Did you ever wonder why you’re not hungry in the morning when you wake up. Me neither. But if you had thought about it you would realize that it is strange. If you went eight hours during the day without eating you would be starving. And it’s not just that you are inactive when you sleep because most of the calories you burn in a day are for basal metabolism. If you had thought about this you might also ask whether there is something here that you could use in the afternoon to avoid being hungry and eating too much.
Some people at the Sleep Medicine Division of Harvard Medical School did think about this and decided to investigate. (1)
So thee possibilities suggest themselves: it could be that you eat a lot in the evening and that holds you over, or sleep suppresses appetite and you’re still sleepy in the morning or your bio-rhythm clock influences hunger. They decided to investigate this third possibility. They took 12 non-obese adults and staggered their sleep-wake cycles in the sleep lab and then monitored their appetite by questionnaire and by how much they ate in the various parts of the “day.” They found that the circadian rhythm of sleep wake cycles did indeed influence their appetite. So they were less hungry after the eight-hour sleep part of the cycle and most hungry eight to 10 hours into the wake part of the cycle. Appetite was not influenced by how much they ate altogether over 24 hours or kinds of food.
These authors didn’t measure them but they figure that neural and hormonal mechanisms must be involved in driving the rhythms of hunger and appetite.
How could this information help to explain obesity or treat obesity?
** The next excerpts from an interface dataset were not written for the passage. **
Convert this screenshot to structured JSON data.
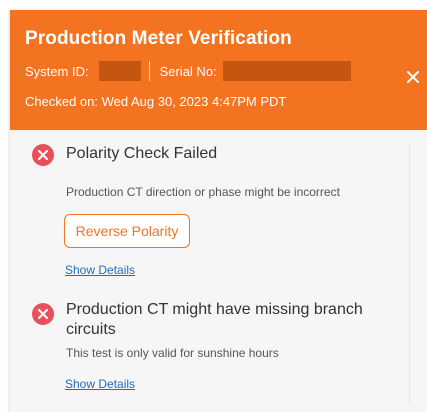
{
  "header": {
    "title": "Production Meter Verification",
    "system_id_label": "System ID:",
    "serial_no_label": "Serial No:",
    "checked_on": "Checked on: Wed Aug 30, 2023 4:47PM PDT",
    "close_icon": "close-icon"
  },
  "colors": {
    "brand_orange": "#f37321",
    "error_red": "#e8505b",
    "link_blue": "#1f6fbf"
  },
  "issues": [
    {
      "icon": "error-x-circle-icon",
      "title": "Polarity Check Failed",
      "description": "Production CT direction or phase might be incorrect",
      "action_label": "Reverse Polarity",
      "details_label": "Show Details"
    },
    {
      "icon": "error-x-circle-icon",
      "title": "Production CT might have missing branch circuits",
      "description": "This test is only valid for sunshine hours",
      "details_label": "Show Details"
    }
  ]
}
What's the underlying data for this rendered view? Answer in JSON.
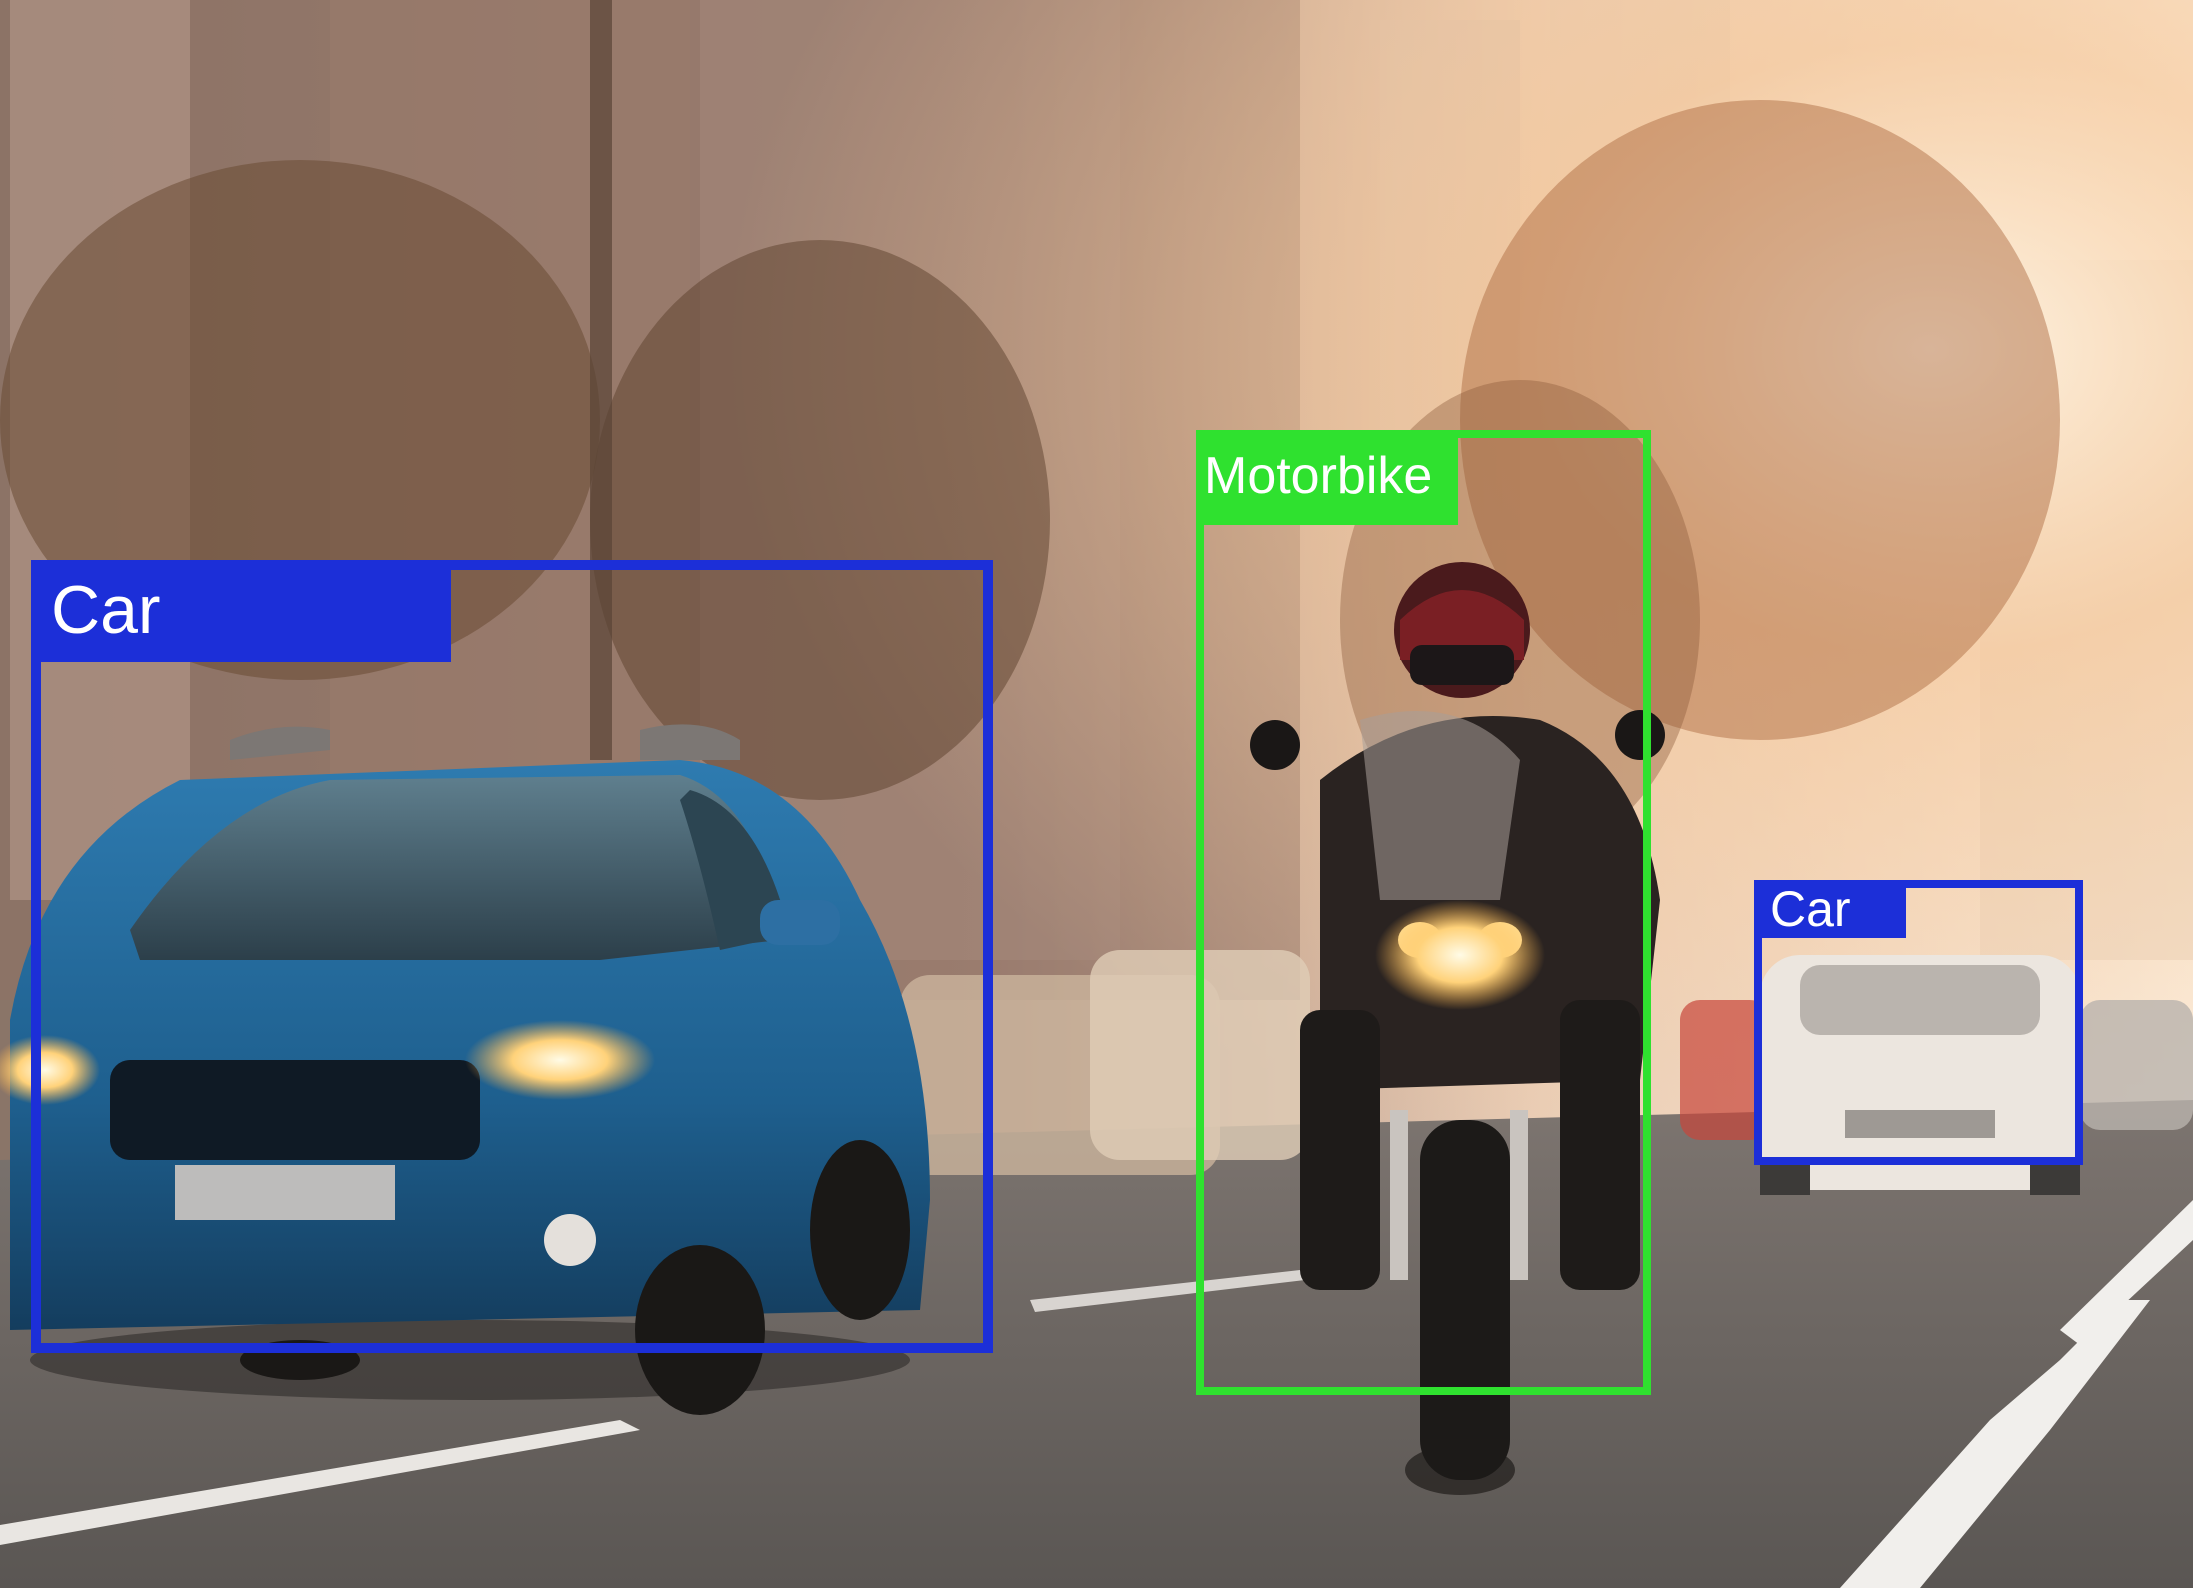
{
  "colors": {
    "car": "#1c2fd8",
    "motorbike": "#2fe12f",
    "label_text": "#ffffff"
  },
  "detections": [
    {
      "label": "Car",
      "color_key": "car"
    },
    {
      "label": "Motorbike",
      "color_key": "motorbike"
    },
    {
      "label": "Car",
      "color_key": "car"
    }
  ]
}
There is a widely accepted negative correlation between sleep duration and obesity but either sleep or obesity could be either cause or effect and that correlation may or may not have anything to do with your bio-rhythms.
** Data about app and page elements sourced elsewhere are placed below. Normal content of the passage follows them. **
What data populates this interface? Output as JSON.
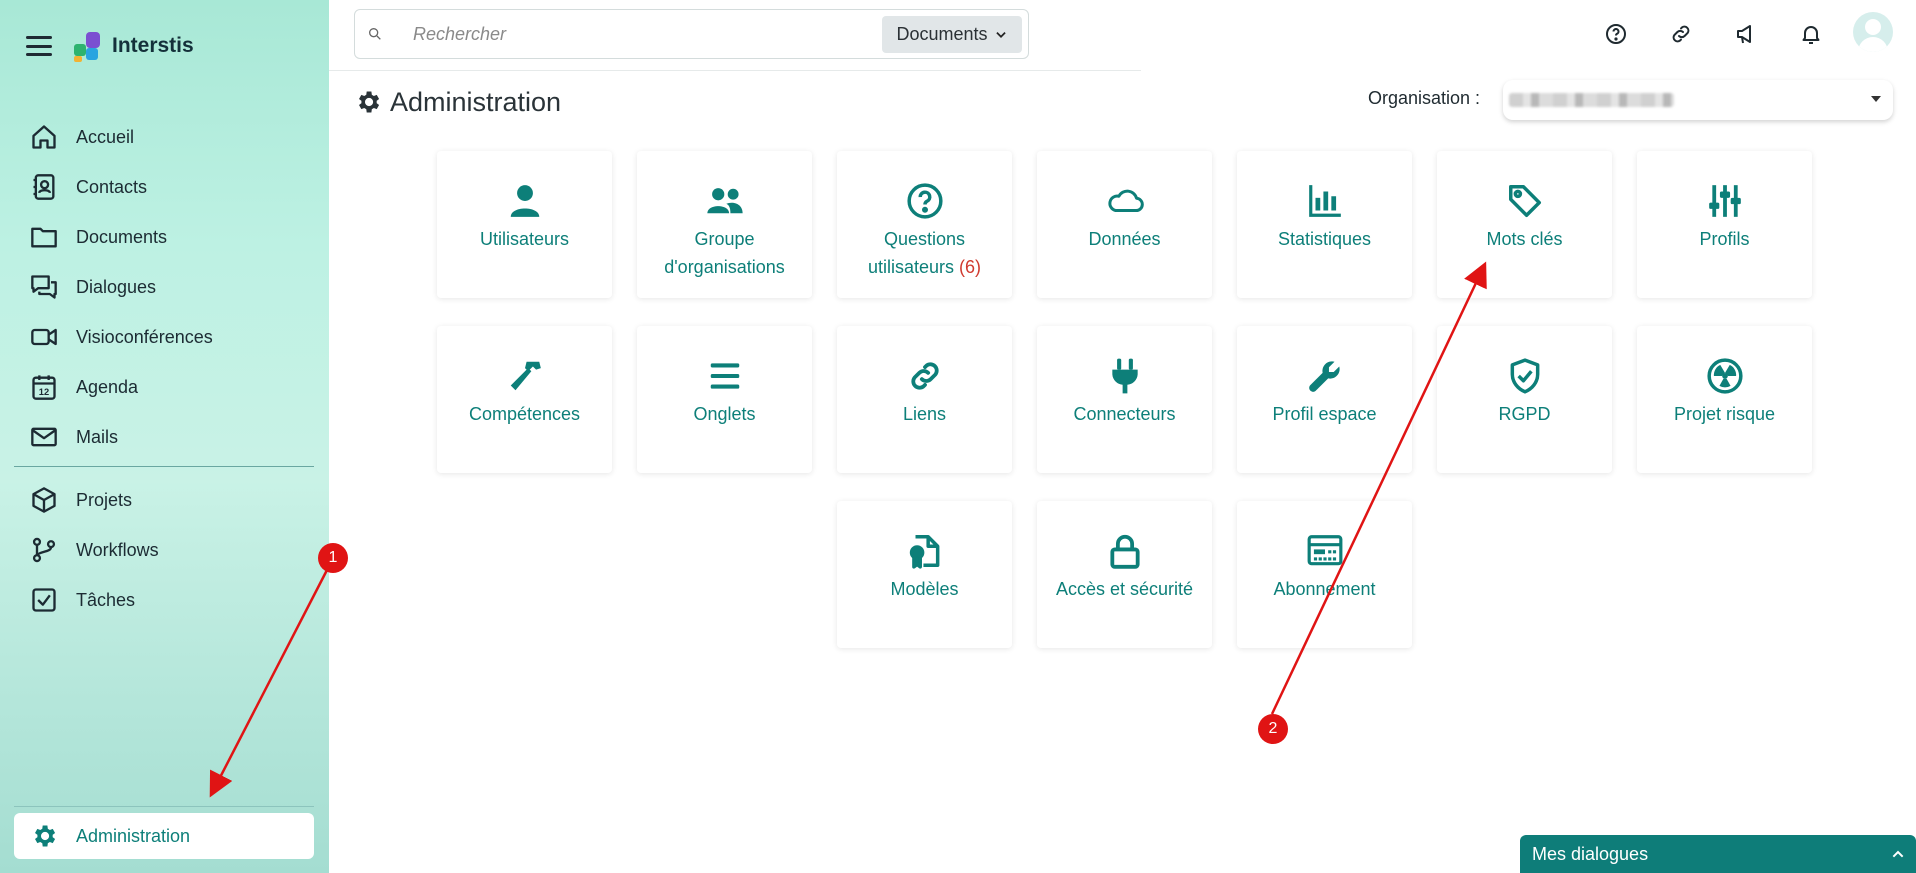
{
  "app": {
    "name": "Interstis"
  },
  "sidebar": {
    "items": [
      {
        "label": "Accueil",
        "icon": "home-icon"
      },
      {
        "label": "Contacts",
        "icon": "contacts-icon"
      },
      {
        "label": "Documents",
        "icon": "folder-icon"
      },
      {
        "label": "Dialogues",
        "icon": "dialogues-icon"
      },
      {
        "label": "Visioconférences",
        "icon": "video-icon"
      },
      {
        "label": "Agenda",
        "icon": "calendar-icon"
      },
      {
        "label": "Mails",
        "icon": "mail-icon"
      },
      {
        "label": "Projets",
        "icon": "cube-icon"
      },
      {
        "label": "Workflows",
        "icon": "workflow-icon"
      },
      {
        "label": "Tâches",
        "icon": "checkbox-icon"
      }
    ],
    "admin": {
      "label": "Administration",
      "icon": "gear-icon"
    }
  },
  "search": {
    "placeholder": "Rechercher",
    "scope": "Documents"
  },
  "header": {
    "icons": [
      "help-icon",
      "link-icon",
      "announce-icon",
      "bell-icon",
      "avatar"
    ]
  },
  "page": {
    "title": "Administration",
    "org_label": "Organisation :"
  },
  "cards": [
    {
      "label": "Utilisateurs",
      "icon": "user-icon"
    },
    {
      "label": "Groupe d'organisations",
      "icon": "users-icon"
    },
    {
      "label": "Questions utilisateurs",
      "count": "(6)",
      "icon": "question-icon"
    },
    {
      "label": "Données",
      "icon": "cloud-icon"
    },
    {
      "label": "Statistiques",
      "icon": "chart-icon"
    },
    {
      "label": "Mots clés",
      "icon": "tag-icon"
    },
    {
      "label": "Profils",
      "icon": "sliders-icon"
    },
    {
      "label": "Compétences",
      "icon": "hammer-icon"
    },
    {
      "label": "Onglets",
      "icon": "list-icon"
    },
    {
      "label": "Liens",
      "icon": "link-icon"
    },
    {
      "label": "Connecteurs",
      "icon": "plug-icon"
    },
    {
      "label": "Profil espace",
      "icon": "wrench-icon"
    },
    {
      "label": "RGPD",
      "icon": "shield-check-icon"
    },
    {
      "label": "Projet risque",
      "icon": "radiation-icon"
    },
    {
      "label": "Modèles",
      "icon": "template-icon"
    },
    {
      "label": "Accès et sécurité",
      "icon": "lock-icon"
    },
    {
      "label": "Abonnement",
      "icon": "id-card-icon"
    }
  ],
  "annotations": [
    {
      "number": "1",
      "target": "Administration"
    },
    {
      "number": "2",
      "target": "Mots clés"
    }
  ],
  "dialogues_panel": {
    "label": "Mes dialogues"
  },
  "colors": {
    "accent": "#0d7f79",
    "badge": "#e01414",
    "panel": "#0e7d79"
  }
}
Also eating a lot in the afternoon and taking a siesta doesn’t represent a big change in this cycle.
Maybe you could try eating more, or at least something, in the morning when you’re not hungry and less in the evening when you are most hungry.
1. Scheer, FAJL, Morris CJ, Shea SA. The internal circadian clock increases hunger and appetite in the evening independent of food intake and other behaviors. Obesity 2013;21(3):421-3.